(Botticelli, Sandro. The Birth of Venus.c. 1485. tempera on canvas. Galleria degli Uffizi, Florence.)
During his apprenticeship with Filippo Lippi, Botticelli developed his graceful and ornamental linear style, harking back to elements of the Gothic period and ignoring anatomical realism. In his large scale painting, including the famous Primavera and The Birth of Venus, he treated mythological subjects with as much seriousness as religious themes.
(Botticelli, Sandro. Portrait of a Young Woman.c. 1480. tempera on panel. Städelsches Kunstinstitut, Frankfurt.)

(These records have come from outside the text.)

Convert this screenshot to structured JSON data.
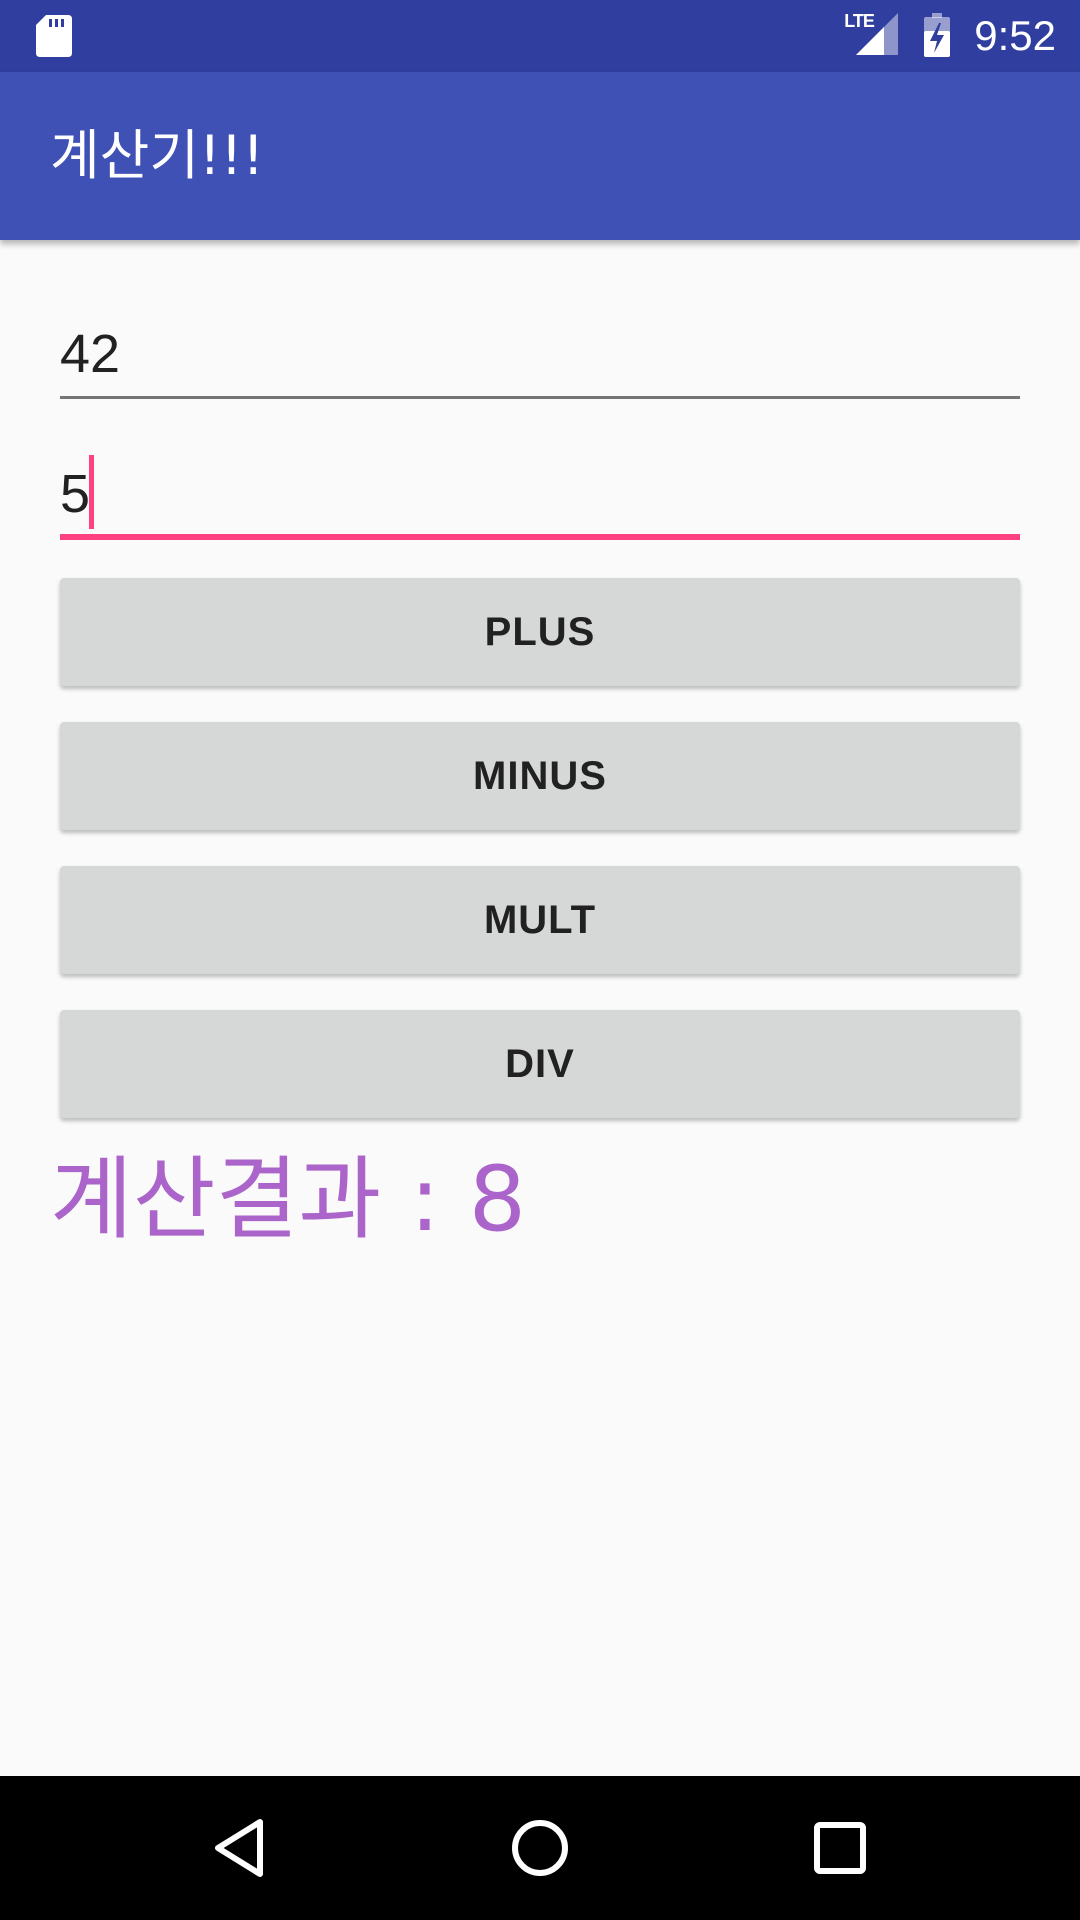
{
  "status_bar": {
    "time": "9:52",
    "network": "LTE",
    "icons": [
      "sd-card-icon",
      "lte-signal-icon",
      "battery-charging-icon"
    ],
    "background": "#303f9f"
  },
  "app_bar": {
    "title": "계산기!!!",
    "background": "#3f51b5"
  },
  "inputs": [
    {
      "value": "42",
      "focused": false
    },
    {
      "value": "5",
      "focused": true
    }
  ],
  "buttons": {
    "plus": "PLUS",
    "minus": "MINUS",
    "mult": "MULT",
    "div": "DIV"
  },
  "result": {
    "text": "계산결과 : 8",
    "color": "#ab64c9"
  },
  "nav_bar": {
    "icons": [
      "back-icon",
      "home-icon",
      "recents-icon"
    ]
  },
  "colors": {
    "accent": "#ff4081",
    "primary": "#3f51b5",
    "primary_dark": "#303f9f",
    "button": "#d6d7d7"
  }
}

Although Botticelli is most famous for his secular subjects, his late years were almost entirely devoted to religious themes, influenced by the Dominican friar and preacher Savonaroloa. Other than the two years in Rome spent on the frescoes of the Sistine Chapel, Botticelli remained in Florence all of his life.
(Botticelli, Sandro. Primavera.c. 1482. tempera on panel. Galleria degli Uffizi, Florence.)

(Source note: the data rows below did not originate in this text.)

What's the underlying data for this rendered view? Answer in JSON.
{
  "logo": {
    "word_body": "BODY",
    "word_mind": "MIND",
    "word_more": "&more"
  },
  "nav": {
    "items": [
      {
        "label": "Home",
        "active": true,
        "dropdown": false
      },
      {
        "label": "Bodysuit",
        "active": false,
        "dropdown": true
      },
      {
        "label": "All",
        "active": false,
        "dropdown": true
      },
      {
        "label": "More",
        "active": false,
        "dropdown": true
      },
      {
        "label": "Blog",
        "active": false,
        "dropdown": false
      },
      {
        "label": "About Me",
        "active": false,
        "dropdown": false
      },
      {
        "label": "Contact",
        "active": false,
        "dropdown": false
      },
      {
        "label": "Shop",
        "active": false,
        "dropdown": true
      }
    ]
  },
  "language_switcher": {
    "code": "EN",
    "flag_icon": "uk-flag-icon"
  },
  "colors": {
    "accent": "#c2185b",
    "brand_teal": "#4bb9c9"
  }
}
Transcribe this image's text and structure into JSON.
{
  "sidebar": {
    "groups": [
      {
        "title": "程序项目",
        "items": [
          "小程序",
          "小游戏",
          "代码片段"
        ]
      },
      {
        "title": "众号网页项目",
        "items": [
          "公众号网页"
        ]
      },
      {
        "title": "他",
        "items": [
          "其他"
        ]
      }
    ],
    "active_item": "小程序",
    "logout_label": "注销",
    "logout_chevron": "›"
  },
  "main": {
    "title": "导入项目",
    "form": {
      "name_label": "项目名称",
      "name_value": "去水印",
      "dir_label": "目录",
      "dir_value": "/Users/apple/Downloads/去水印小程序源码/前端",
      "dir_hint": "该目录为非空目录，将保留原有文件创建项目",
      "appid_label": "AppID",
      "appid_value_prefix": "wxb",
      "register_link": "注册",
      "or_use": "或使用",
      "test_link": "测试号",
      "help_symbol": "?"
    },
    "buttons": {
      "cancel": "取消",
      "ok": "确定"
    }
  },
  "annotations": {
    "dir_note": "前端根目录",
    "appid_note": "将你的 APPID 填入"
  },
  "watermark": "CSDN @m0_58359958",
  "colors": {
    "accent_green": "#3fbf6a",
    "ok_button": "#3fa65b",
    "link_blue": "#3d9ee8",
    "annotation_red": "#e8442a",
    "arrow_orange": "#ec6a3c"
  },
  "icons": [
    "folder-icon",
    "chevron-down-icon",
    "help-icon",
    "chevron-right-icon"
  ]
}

Primavera was painted in tempera on a wooden panel, which was Botticelli’s usual technique, although sometimes he used a canvas instead as the media support and he often modified the standard tempera method by adding oil to the paint, perhaps to make it more fluid and transparent.

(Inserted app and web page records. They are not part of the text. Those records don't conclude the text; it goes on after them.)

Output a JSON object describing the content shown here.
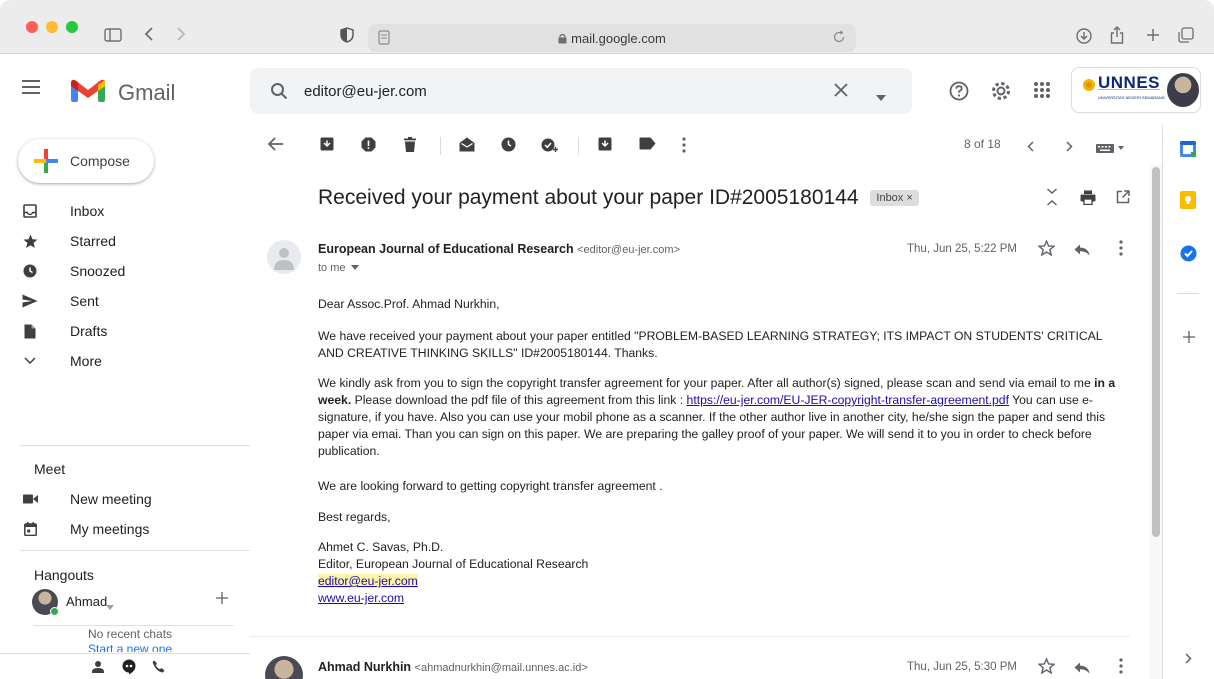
{
  "browser": {
    "url": "mail.google.com"
  },
  "header": {
    "app_name": "Gmail",
    "search_query": "editor@eu-jer.com",
    "org_logo_text": "UNNES",
    "org_logo_subtext": "UNIVERSITAS NEGERI SEMARANG"
  },
  "sidebar": {
    "compose_label": "Compose",
    "items": [
      {
        "label": "Inbox",
        "icon": "inbox-icon"
      },
      {
        "label": "Starred",
        "icon": "star-icon"
      },
      {
        "label": "Snoozed",
        "icon": "clock-icon"
      },
      {
        "label": "Sent",
        "icon": "send-icon"
      },
      {
        "label": "Drafts",
        "icon": "draft-icon"
      },
      {
        "label": "More",
        "icon": "chevron-down-icon"
      }
    ],
    "meet": {
      "title": "Meet",
      "new_meeting": "New meeting",
      "my_meetings": "My meetings"
    },
    "hangouts": {
      "title": "Hangouts",
      "user": "Ahmad",
      "no_recent": "No recent chats",
      "start_new": "Start a new one"
    }
  },
  "toolbar": {
    "pagination": "8 of 18"
  },
  "email": {
    "subject": "Received your payment about your paper ID#2005180144",
    "label_chip": "Inbox",
    "sender_name": "European Journal of Educational Research",
    "sender_email": "<editor@eu-jer.com>",
    "to": "to me",
    "date": "Thu, Jun 25, 5:22 PM",
    "greeting": "Dear Assoc.Prof. Ahmad Nurkhin,",
    "p1": "We have received your payment about your paper entitled \"PROBLEM-BASED LEARNING STRATEGY; ITS IMPACT ON STUDENTS' CRITICAL AND CREATIVE THINKING SKILLS\" ID#2005180144. Thanks.",
    "p2_a": "We kindly ask from you to sign the copyright transfer agreement for your paper. After all author(s) signed, please scan and send via email to me ",
    "p2_bold": "in a week.",
    "p2_b": " Please download the pdf file of this agreement from this link : ",
    "p2_link": "https://eu-jer.com/EU-JER-copyright-transfer-agreement.pdf",
    "p2_c": " You can use e-signature, if you have. Also you can use your mobil phone as a scanner. If the other author live in another city, he/she sign the paper and send this paper via emai. Than you can sign on this paper. We are preparing the galley proof of your paper. We will send it to you in order to check before publication.",
    "p3": "We are looking forward to getting copyright transfer agreement .",
    "closing": "Best regards,",
    "sig_name": "Ahmet C. Savas, Ph.D.",
    "sig_title": "Editor, European Journal of Educational Research",
    "sig_email": "editor@eu-jer.com",
    "sig_web": "www.eu-jer.com"
  },
  "reply_preview": {
    "sender_name": "Ahmad Nurkhin",
    "sender_email": "<ahmadnurkhin@mail.unnes.ac.id>",
    "date": "Thu, Jun 25, 5:30 PM"
  },
  "colors": {
    "gmail_red": "#EA4335",
    "chip_bg": "#dddddd",
    "search_bg": "#f1f3f4",
    "link": "#1a0dab"
  }
}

(Botticelli, Sandro. Cestello Annunciation.c. 1489-90. tempera on panel. Galleria degli Uffizi, Florence.)
By 1470 Botticelli was already established in Florence as an independent master with his own workshop. Absorbed in his art, he never married, and he lived with his family. He was a superb craftsman, who used only the finest available materials. He applied layer upon layer of paint to create extraordinary subtle effects of tone and luminosity and his work is much appreciated here!
Reference: King, R. Art. New York: Dk Publishing, 2008.